Alien

The sleep pods in the 1979 original Ridley Scott directed Alien are basically just borrowed by Passengers outright. Without question, this film changed the way screenwriters and filmmakers thought about making movie in space. And for all of her various costume changes in Passengers, Jennifer Lawerence’s Aurora in Passengers probably could take a few tips from Sigourney Weaver’s Ripley in Alien.

Solaris (either version)

Left: Tarkovsky's 'Solaris' -- Right: 'Passengers'
Left: Tarkovsky's 'Solaris' -- Right: 'Passengers'

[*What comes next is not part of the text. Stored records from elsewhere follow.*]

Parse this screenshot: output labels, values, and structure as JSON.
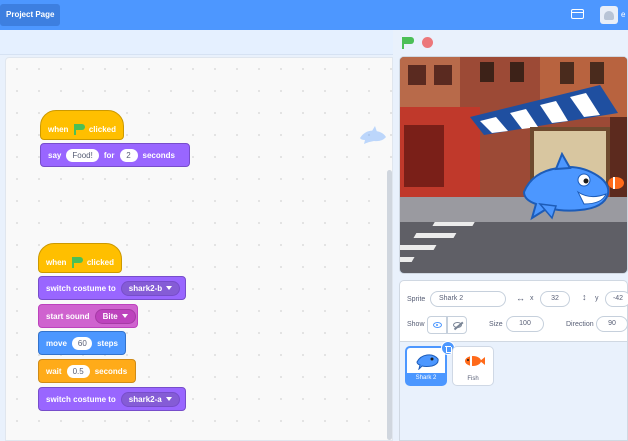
{
  "menubar": {
    "project_page_label": "Project Page",
    "user_name_fragment": "e"
  },
  "scripts": [
    {
      "hat": {
        "label": "when",
        "suffix": "clicked",
        "icon": "green-flag-icon"
      },
      "blocks": [
        {
          "category": "looks",
          "text1": "say",
          "value1": "Food!",
          "text2": "for",
          "value2": "2",
          "text3": "seconds"
        }
      ]
    },
    {
      "hat": {
        "label": "when",
        "suffix": "clicked",
        "icon": "green-flag-icon"
      },
      "blocks": [
        {
          "category": "looks",
          "text1": "switch costume to",
          "dropdown": "shark2-b"
        },
        {
          "category": "sound",
          "text1": "start sound",
          "dropdown": "Bite"
        },
        {
          "category": "motion",
          "text1": "move",
          "value1": "60",
          "text2": "steps"
        },
        {
          "category": "control",
          "text1": "wait",
          "value1": "0.5",
          "text2": "seconds"
        },
        {
          "category": "looks",
          "text1": "switch costume to",
          "dropdown": "shark2-a"
        }
      ]
    }
  ],
  "sprite_info": {
    "sprite_label": "Sprite",
    "sprite_name": "Shark 2",
    "x_label": "x",
    "x_value": "32",
    "y_label": "y",
    "y_value": "-42",
    "show_label": "Show",
    "size_label": "Size",
    "size_value": "100",
    "direction_label": "Direction",
    "direction_value": "90"
  },
  "sprites": [
    {
      "name": "Shark 2",
      "selected": true
    },
    {
      "name": "Fish",
      "selected": false
    }
  ],
  "colors": {
    "menubar": "#4d97ff",
    "events": "#ffbf00",
    "looks": "#9966ff",
    "sound": "#cf63cf",
    "motion": "#4c97ff",
    "control": "#ffab19"
  }
}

It made big splash in the print SF world and impacted sci-fi movies too. A movie like Passengers owes a debt to both cinematic versions of Solaris in a huge way. In fact, certain scenes in Passengers feel almost like self-conscious of the 1972 Tarkovsky film. From the hallways of the Avalon to the way in which Kelvin looses his mind, Passengers is a kind of visual knock-off of Solaris minus the soul-crushing depressing themes. And, despite the waves of hate for the George Clooney/Steven Soderbergh remake of 2002 Solaris, it could also teach Passengers a thing or two.

Passengers is out in wide release on December 21.

Ryan Britt is an Associate Editor at Inverse where he specializes in science fiction. He is the author of the 2015 essay collection Luke Skywalker Can't Read and Other Geeky Truths from Plume/Penguin Random House. Ryan's other writing has been published in the New York Times, Tor.com, VICE, Den of Geek! and elsewhere. He lives in New York City with his family.